TASK ITEM> In the records below, find the line containing "Convert this screenshot"; restate it and every later line word for word, through the last.

Stored items from a collection:
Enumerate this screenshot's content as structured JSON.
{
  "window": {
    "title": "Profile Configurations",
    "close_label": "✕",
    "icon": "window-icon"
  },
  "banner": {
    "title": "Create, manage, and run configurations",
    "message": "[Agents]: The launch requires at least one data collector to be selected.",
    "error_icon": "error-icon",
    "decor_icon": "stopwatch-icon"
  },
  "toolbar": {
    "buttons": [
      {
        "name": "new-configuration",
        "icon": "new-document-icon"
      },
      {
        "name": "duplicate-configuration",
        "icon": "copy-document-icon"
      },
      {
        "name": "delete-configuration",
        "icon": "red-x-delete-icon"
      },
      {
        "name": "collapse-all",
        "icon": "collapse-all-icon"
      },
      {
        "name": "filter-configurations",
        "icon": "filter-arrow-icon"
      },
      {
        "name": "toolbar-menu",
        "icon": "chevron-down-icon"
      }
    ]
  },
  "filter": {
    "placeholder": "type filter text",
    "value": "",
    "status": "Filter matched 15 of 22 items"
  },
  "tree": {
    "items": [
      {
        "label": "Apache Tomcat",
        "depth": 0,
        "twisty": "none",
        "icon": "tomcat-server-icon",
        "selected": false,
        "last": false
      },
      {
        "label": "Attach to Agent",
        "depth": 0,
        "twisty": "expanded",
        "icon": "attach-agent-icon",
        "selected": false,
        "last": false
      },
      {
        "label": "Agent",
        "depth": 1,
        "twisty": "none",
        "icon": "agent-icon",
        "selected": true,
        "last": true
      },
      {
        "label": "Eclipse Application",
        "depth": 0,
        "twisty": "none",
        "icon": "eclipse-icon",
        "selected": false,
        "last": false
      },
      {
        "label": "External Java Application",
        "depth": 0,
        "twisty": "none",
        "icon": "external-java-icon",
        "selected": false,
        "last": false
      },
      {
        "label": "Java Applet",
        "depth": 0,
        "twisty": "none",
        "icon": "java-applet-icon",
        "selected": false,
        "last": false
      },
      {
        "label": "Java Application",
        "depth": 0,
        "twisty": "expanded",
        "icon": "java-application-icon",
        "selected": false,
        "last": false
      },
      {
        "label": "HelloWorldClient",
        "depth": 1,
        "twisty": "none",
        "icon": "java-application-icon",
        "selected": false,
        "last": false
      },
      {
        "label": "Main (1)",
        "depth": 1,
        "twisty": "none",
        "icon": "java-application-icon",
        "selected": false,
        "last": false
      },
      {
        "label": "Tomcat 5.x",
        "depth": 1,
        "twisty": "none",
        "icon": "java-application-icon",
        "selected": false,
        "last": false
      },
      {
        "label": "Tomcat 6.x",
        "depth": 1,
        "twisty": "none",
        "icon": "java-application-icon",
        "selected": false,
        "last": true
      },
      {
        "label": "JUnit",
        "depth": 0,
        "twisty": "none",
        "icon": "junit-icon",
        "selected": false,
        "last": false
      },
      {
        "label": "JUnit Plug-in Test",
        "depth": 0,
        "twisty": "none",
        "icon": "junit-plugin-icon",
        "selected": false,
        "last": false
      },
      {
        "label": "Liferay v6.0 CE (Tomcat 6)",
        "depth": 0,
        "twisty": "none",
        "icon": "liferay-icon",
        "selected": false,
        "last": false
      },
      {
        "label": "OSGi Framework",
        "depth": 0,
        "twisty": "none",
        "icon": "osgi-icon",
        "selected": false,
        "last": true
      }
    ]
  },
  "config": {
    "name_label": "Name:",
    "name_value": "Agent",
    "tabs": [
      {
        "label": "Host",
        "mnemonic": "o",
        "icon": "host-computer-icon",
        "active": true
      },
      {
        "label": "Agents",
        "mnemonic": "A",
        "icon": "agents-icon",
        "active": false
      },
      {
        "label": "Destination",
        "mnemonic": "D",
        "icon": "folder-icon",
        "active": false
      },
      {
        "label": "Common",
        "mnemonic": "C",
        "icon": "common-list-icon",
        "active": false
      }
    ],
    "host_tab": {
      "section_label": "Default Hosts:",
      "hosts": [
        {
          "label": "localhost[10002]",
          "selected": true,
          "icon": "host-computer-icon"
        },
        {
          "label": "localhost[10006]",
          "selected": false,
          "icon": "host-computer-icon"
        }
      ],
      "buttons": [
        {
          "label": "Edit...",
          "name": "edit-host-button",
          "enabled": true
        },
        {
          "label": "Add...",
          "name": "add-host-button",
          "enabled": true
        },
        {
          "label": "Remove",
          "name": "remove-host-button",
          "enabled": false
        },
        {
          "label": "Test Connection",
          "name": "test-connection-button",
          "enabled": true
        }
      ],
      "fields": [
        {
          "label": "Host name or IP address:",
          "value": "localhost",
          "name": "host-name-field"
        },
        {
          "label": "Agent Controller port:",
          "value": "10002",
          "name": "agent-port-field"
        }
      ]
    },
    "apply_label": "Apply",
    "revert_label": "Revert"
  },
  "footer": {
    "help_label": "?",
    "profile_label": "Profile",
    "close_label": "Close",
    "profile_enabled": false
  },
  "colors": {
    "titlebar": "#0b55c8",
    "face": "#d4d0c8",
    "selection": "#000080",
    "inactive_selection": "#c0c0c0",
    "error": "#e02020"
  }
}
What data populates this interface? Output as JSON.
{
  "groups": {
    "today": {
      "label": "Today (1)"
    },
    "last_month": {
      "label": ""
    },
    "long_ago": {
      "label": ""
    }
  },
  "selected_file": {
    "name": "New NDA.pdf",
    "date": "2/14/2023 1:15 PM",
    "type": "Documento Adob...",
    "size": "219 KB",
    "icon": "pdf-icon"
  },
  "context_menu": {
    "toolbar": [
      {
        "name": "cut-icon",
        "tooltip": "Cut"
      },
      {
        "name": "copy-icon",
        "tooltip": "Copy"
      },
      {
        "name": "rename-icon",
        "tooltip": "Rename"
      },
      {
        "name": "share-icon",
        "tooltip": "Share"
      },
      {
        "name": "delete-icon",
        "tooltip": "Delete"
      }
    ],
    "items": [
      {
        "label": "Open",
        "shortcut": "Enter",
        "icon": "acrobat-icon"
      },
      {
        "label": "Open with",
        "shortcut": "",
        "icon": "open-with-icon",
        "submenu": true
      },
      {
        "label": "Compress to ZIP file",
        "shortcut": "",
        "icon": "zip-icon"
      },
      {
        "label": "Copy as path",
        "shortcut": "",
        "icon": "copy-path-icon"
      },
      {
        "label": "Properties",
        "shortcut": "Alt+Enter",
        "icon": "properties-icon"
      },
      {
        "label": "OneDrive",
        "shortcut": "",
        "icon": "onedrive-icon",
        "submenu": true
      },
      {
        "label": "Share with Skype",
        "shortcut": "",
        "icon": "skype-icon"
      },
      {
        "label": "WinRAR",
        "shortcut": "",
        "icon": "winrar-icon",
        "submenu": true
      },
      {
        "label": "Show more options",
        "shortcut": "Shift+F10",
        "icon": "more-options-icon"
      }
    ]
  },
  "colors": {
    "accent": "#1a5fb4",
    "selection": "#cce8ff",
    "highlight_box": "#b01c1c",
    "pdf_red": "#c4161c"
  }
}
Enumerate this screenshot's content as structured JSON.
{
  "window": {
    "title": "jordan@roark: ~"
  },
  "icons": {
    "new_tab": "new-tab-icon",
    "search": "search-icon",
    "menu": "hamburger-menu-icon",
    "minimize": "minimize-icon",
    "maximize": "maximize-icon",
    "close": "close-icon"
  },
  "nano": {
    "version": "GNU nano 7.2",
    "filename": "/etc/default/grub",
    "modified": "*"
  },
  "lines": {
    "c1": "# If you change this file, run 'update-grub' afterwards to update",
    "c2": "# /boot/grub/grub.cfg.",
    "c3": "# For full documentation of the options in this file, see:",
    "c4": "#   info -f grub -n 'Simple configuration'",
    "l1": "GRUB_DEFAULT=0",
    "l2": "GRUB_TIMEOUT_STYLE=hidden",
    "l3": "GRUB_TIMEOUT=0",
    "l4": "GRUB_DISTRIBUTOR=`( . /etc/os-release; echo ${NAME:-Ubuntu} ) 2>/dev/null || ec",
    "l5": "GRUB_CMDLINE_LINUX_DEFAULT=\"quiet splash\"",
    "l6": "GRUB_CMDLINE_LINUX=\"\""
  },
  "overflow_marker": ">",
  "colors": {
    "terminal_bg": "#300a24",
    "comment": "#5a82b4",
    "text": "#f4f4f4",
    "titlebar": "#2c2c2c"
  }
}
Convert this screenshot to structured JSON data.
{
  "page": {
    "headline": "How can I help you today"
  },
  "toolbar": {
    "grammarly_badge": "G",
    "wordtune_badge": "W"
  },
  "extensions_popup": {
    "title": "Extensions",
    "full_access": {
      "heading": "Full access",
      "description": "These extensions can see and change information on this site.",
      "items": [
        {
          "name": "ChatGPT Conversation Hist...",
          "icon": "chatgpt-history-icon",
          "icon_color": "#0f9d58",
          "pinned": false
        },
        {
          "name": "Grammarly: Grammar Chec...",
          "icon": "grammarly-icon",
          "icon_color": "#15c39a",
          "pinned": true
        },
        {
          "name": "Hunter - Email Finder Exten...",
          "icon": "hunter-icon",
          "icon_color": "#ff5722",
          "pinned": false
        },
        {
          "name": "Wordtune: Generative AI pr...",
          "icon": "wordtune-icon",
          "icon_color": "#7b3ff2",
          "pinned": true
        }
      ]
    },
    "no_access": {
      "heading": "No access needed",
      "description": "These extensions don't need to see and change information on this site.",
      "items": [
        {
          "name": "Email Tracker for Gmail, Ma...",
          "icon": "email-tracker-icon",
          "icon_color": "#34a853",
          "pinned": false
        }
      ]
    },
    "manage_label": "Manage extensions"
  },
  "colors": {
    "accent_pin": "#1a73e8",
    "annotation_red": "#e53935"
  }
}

YOUR SOLUTION>
Convert this screenshot to structured JSON data.
{
  "page": {
    "headline": "How can I help you today"
  },
  "toolbar": {
    "grammarly_badge": "G",
    "wordtune_badge": "W"
  },
  "extensions_popup": {
    "title": "Extensions",
    "full_access": {
      "heading": "Full access",
      "description": "These extensions can see and change information on this site.",
      "items": [
        {
          "name": "ChatGPT Conversation Hist...",
          "icon": "chatgpt-history-icon",
          "icon_color": "#0f9d58",
          "pinned": false
        },
        {
          "name": "Grammarly: Grammar Chec...",
          "icon": "grammarly-icon",
          "icon_color": "#15c39a",
          "pinned": true
        },
        {
          "name": "Hunter - Email Finder Exten...",
          "icon": "hunter-icon",
          "icon_color": "#ff5722",
          "pinned": false
        },
        {
          "name": "Wordtune: Generative AI pr...",
          "icon": "wordtune-icon",
          "icon_color": "#7b3ff2",
          "pinned": true
        }
      ]
    },
    "no_access": {
      "heading": "No access needed",
      "description": "These extensions don't need to see and change information on this site.",
      "items": [
        {
          "name": "Email Tracker for Gmail, Ma...",
          "icon": "email-tracker-icon",
          "icon_color": "#34a853",
          "pinned": false
        }
      ]
    },
    "manage_label": "Manage extensions"
  },
  "colors": {
    "accent_pin": "#1a73e8",
    "annotation_red": "#e53935"
  }
}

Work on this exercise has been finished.